• **PROVIDED DATA**
=-=-=

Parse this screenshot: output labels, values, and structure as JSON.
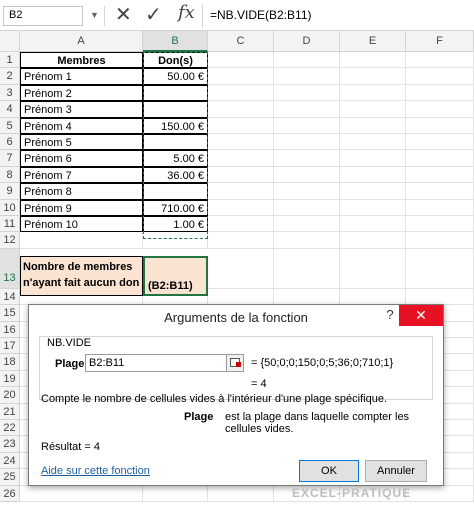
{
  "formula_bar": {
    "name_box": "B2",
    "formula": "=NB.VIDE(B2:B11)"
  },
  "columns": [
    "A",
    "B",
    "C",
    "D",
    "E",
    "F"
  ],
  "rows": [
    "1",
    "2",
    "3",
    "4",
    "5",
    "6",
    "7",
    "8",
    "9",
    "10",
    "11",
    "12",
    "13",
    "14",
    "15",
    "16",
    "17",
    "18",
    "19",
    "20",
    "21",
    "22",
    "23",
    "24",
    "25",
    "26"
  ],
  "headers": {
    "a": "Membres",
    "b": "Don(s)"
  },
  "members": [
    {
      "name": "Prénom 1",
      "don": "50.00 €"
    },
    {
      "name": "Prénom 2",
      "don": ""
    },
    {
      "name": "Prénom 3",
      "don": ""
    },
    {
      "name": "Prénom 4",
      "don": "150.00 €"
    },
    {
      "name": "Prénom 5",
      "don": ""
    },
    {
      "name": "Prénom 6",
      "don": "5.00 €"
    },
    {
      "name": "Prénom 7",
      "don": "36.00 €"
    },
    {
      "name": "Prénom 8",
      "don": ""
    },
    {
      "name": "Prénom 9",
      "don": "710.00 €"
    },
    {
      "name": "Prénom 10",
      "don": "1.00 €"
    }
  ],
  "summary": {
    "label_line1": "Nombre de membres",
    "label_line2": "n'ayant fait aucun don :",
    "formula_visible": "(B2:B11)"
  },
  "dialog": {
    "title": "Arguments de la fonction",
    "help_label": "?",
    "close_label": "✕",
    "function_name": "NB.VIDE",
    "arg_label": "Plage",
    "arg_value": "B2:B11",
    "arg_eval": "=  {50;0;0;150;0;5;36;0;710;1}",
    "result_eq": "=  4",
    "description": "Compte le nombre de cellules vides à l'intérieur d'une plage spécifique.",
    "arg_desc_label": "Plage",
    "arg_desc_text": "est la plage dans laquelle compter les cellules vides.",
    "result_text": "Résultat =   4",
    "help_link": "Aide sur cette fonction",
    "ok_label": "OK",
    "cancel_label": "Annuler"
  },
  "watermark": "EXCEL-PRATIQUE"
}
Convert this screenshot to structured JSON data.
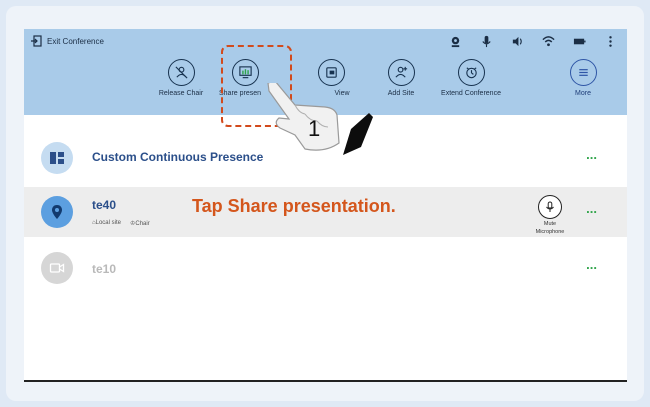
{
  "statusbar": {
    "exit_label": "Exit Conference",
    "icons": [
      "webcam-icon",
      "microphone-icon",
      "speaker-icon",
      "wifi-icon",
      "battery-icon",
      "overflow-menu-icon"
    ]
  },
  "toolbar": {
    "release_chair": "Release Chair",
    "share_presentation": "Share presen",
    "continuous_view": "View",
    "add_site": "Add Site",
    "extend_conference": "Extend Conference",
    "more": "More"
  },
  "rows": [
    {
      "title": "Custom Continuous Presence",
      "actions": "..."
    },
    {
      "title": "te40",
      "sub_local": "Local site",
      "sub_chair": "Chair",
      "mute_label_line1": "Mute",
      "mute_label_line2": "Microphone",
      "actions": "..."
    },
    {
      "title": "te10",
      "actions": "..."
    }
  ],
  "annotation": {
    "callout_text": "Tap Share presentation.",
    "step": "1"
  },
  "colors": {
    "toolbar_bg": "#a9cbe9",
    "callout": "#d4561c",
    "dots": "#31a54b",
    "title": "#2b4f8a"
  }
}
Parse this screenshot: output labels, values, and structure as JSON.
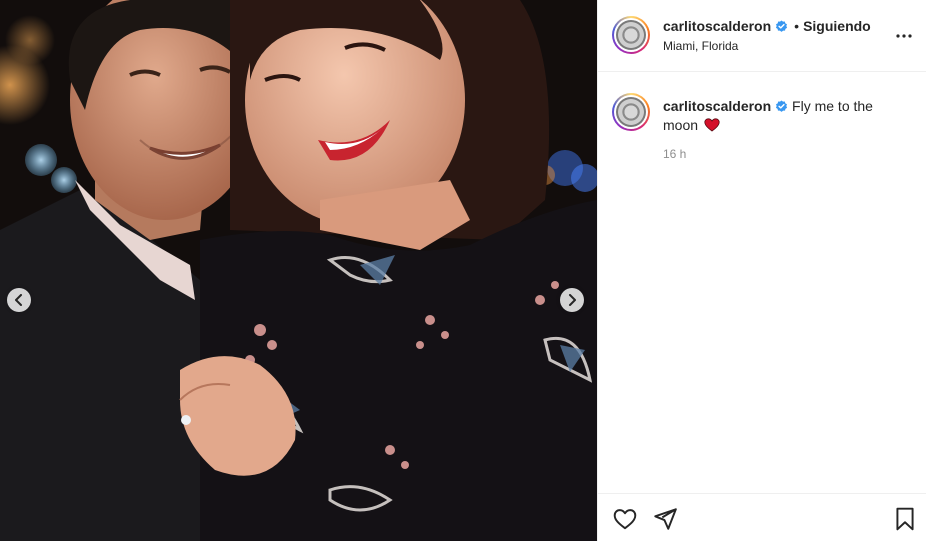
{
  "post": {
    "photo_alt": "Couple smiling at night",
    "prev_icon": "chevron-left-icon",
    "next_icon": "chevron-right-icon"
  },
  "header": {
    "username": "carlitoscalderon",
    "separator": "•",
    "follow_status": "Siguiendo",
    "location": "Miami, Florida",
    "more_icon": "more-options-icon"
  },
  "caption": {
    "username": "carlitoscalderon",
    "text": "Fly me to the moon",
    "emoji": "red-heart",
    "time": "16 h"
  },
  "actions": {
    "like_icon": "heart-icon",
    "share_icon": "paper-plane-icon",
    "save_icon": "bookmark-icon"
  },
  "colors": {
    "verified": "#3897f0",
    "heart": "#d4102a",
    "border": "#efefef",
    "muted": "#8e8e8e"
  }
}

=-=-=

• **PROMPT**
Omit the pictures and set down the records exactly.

• **TASK ANSWER**
Parse this screenshot: output labels, values, and structure as JSON.
{
  "formula_bar": {
    "name_box": "B2",
    "formula": "=NB.VIDE(B2:B11)"
  },
  "columns": [
    "A",
    "B",
    "C",
    "D",
    "E",
    "F"
  ],
  "rows": [
    "1",
    "2",
    "3",
    "4",
    "5",
    "6",
    "7",
    "8",
    "9",
    "10",
    "11",
    "12",
    "13",
    "14",
    "15",
    "16",
    "17",
    "18",
    "19",
    "20",
    "21",
    "22",
    "23",
    "24",
    "25",
    "26"
  ],
  "headers": {
    "a": "Membres",
    "b": "Don(s)"
  },
  "members": [
    {
      "name": "Prénom 1",
      "don": "50.00 €"
    },
    {
      "name": "Prénom 2",
      "don": ""
    },
    {
      "name": "Prénom 3",
      "don": ""
    },
    {
      "name": "Prénom 4",
      "don": "150.00 €"
    },
    {
      "name": "Prénom 5",
      "don": ""
    },
    {
      "name": "Prénom 6",
      "don": "5.00 €"
    },
    {
      "name": "Prénom 7",
      "don": "36.00 €"
    },
    {
      "name": "Prénom 8",
      "don": ""
    },
    {
      "name": "Prénom 9",
      "don": "710.00 €"
    },
    {
      "name": "Prénom 10",
      "don": "1.00 €"
    }
  ],
  "summary": {
    "label_line1": "Nombre de membres",
    "label_line2": "n'ayant fait aucun don :",
    "formula_visible": "(B2:B11)"
  },
  "dialog": {
    "title": "Arguments de la fonction",
    "help_label": "?",
    "close_label": "✕",
    "function_name": "NB.VIDE",
    "arg_label": "Plage",
    "arg_value": "B2:B11",
    "arg_eval": "=  {50;0;0;150;0;5;36;0;710;1}",
    "result_eq": "=  4",
    "description": "Compte le nombre de cellules vides à l'intérieur d'une plage spécifique.",
    "arg_desc_label": "Plage",
    "arg_desc_text": "est la plage dans laquelle compter les cellules vides.",
    "result_text": "Résultat =   4",
    "help_link": "Aide sur cette fonction",
    "ok_label": "OK",
    "cancel_label": "Annuler"
  },
  "watermark": "EXCEL-PRATIQUE"
}
Convert this screenshot to structured JSON data.
{
  "statusbar": {
    "exit_label": "Exit Conference",
    "icons": [
      "webcam-icon",
      "microphone-icon",
      "speaker-icon",
      "wifi-icon",
      "battery-icon",
      "overflow-menu-icon"
    ]
  },
  "toolbar": {
    "release_chair": "Release Chair",
    "share_presentation": "Share presen",
    "continuous_view": "View",
    "add_site": "Add Site",
    "extend_conference": "Extend Conference",
    "more": "More"
  },
  "rows": [
    {
      "title": "Custom Continuous Presence",
      "actions": "..."
    },
    {
      "title": "te40",
      "sub_local": "Local site",
      "sub_chair": "Chair",
      "mute_label_line1": "Mute",
      "mute_label_line2": "Microphone",
      "actions": "..."
    },
    {
      "title": "te10",
      "actions": "..."
    }
  ],
  "annotation": {
    "callout_text": "Tap Share presentation.",
    "step": "1"
  },
  "colors": {
    "toolbar_bg": "#a9cbe9",
    "callout": "#d4561c",
    "dots": "#31a54b",
    "title": "#2b4f8a"
  }
}
Parse this screenshot: output labels, values, and structure as JSON.
{
  "post": {
    "photo_alt": "Couple smiling at night",
    "prev_icon": "chevron-left-icon",
    "next_icon": "chevron-right-icon"
  },
  "header": {
    "username": "carlitoscalderon",
    "separator": "•",
    "follow_status": "Siguiendo",
    "location": "Miami, Florida",
    "more_icon": "more-options-icon"
  },
  "caption": {
    "username": "carlitoscalderon",
    "text": "Fly me to the moon",
    "emoji": "red-heart",
    "time": "16 h"
  },
  "actions": {
    "like_icon": "heart-icon",
    "share_icon": "paper-plane-icon",
    "save_icon": "bookmark-icon"
  },
  "colors": {
    "verified": "#3897f0",
    "heart": "#d4102a",
    "border": "#efefef",
    "muted": "#8e8e8e"
  }
}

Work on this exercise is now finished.